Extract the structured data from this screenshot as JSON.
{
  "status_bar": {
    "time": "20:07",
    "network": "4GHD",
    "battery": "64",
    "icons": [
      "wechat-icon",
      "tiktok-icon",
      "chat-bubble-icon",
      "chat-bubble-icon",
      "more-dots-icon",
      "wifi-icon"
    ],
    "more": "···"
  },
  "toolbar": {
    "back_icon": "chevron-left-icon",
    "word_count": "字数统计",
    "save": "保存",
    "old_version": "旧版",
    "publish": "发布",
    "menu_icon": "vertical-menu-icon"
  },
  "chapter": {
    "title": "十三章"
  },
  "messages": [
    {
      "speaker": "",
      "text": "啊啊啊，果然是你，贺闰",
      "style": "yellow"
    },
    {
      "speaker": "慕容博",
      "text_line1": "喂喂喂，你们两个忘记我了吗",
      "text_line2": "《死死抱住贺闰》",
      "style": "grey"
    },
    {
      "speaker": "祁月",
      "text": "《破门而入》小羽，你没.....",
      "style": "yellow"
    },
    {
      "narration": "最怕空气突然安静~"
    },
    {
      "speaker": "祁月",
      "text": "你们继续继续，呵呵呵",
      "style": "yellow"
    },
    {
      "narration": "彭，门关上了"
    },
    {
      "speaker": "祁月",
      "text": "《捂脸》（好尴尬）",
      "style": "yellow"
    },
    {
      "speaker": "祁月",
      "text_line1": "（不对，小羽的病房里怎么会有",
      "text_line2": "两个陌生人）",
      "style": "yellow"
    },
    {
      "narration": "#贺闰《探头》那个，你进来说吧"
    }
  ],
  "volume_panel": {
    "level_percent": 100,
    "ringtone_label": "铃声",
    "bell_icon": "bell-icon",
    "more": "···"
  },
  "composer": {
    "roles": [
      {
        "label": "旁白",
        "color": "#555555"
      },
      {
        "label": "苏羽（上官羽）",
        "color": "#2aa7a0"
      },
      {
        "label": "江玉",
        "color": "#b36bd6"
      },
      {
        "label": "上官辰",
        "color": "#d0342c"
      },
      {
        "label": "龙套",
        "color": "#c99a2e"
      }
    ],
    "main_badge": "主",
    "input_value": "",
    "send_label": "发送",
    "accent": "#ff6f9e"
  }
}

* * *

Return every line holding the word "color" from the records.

        "color": "#555555"
        "color": "#2aa7a0"
        "color": "#b36bd6"
        "color": "#d0342c"
        "color": "#c99a2e"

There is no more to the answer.